So how, then, did Saturn get out of its multi-billion-year resonance with Neptune? In computer simulations, Wisdom and his colleagues tested various scenarios. The most likely, they found, is that Saturn’s moon Titan — which currently is migrating rapidly outward from the planet at some 11 centimeters per year — at some point got in resonance with the orbit of another moon, Chrysalis, destabilizing its orbit. Chrysalis eventually came so close to Saturn that the planet’s gravity tore it apart, with a portion of it settling into a ring.

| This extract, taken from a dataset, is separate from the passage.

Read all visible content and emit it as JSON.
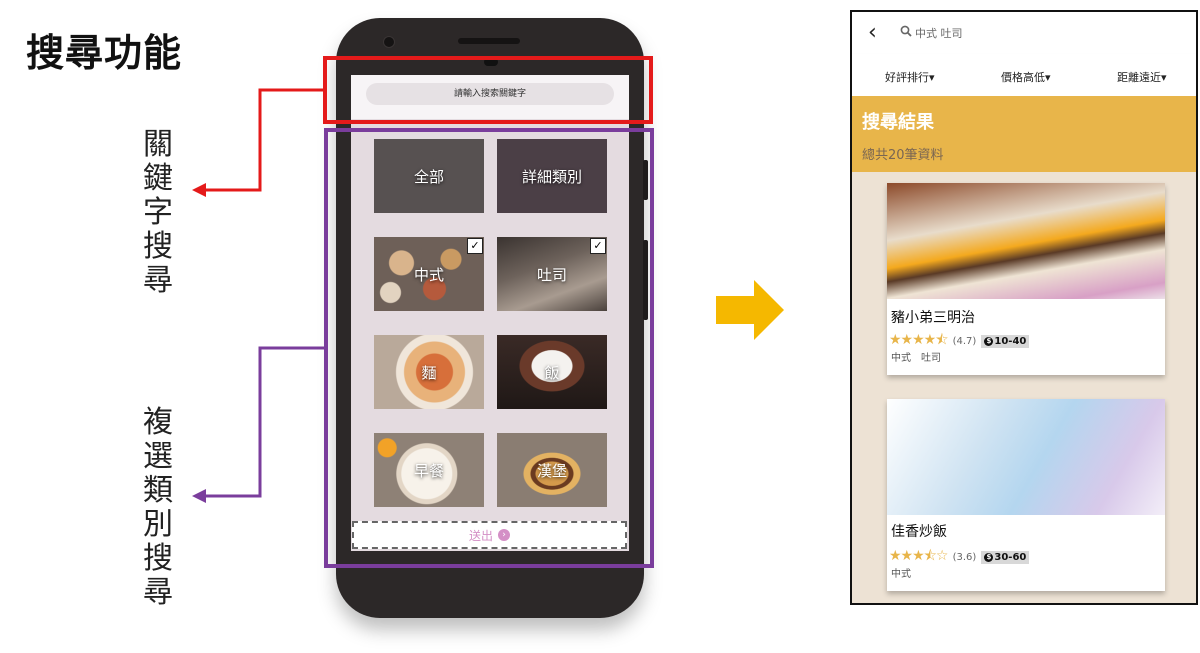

Given Titan’s current migration rate, that would have happened between 100 and 200 million years ago, they determined, matching the current estimate of the age of the rings.

“You’re losing this whole moon, and then you can have one less handle to jerk Saturn around,” Militzer said.

Titan’s outward migration was only discovered recently, Militzer said.

“The rapid migration of Titan gives a new possibility for explaining the tilt of Saturn,” he said. “The formula for the rate of precession of the spin axis depends on the presence of the satellites. So, the system could have escaped the resonance if Saturn used to have an additional satellite that was lost, changing the rate of precession enough to escape the resonance, but leaving the system close to the resonance.”

The researchers hope that more precise measurements of the motions of Neptune and of Saturn and its moons will confirm their hypothesis.

“It’s a pretty good story, but like any other result, it will have to be examined by others,” Wisdom said. “But it seems that this lost satellite was just a chrysalis, waiting to have its instability.”

Other co-authors are graduate student Rola Dbouk of MIT, Professor Emeritus William Hubbard of the University of Arizona, professor Francis Nimmo and graduate student Brynna Downey of UC Santa Cruz, and Richard French of Wellesley College in Massachusetts.

The work was funded by the National Aeronautics and Space Administration and the National Science Foundation.